A study, published in JAMA Oncology, examined how the ACA's implementation impacted colorectal cancer screening.
Maxine Sun, PhD, of Boston-based Harvard Medical School, and colleagues compared age-adjusted incidence rates of early-stage colorectal cancer patient in the nine months pre-and post- ACA implementation, accounting for a six-month adaptation period.
Researchers computed incidence rate ratios and associated 95 percent confidence intervals. They then deduced whether relative differences in incidence rate ratios varied in a significant manner.
Here's what they found:
1. Early-stage colorectal cancer cases increased from pre-ACA implementation period to the post-implementation period, rising from 13.5 cases to 15.3 cases per every 100,000 person-years.
2. The pre-to post-implementation incidence rate ratio was 1.13.
3. Researchers observed a significantly greater change in early-stage colon cancer incidence, than locally advanced metastatic stage cancer.

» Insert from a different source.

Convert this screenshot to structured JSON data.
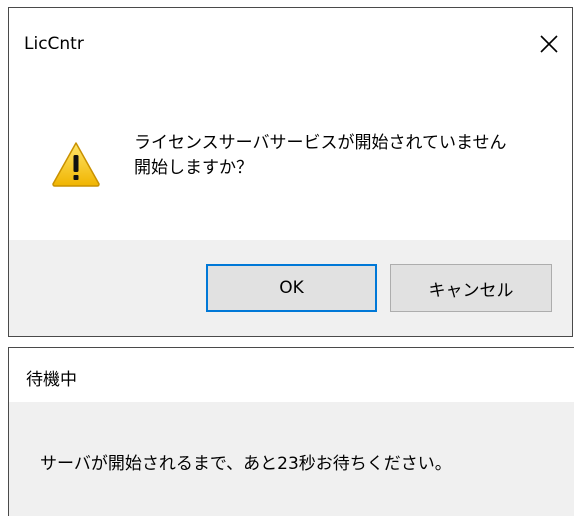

Researchers concluded incidence rate increased after the ACA was signed into law, saying the results were consistent with "a small but positive impact of the ACA on use of recommended cancer screening, which may vary by cancer site."
Researchers added, "Recent proposals for repealing the ACA would increase the uninsured population by tens of millions. This could easily erase these modest gains."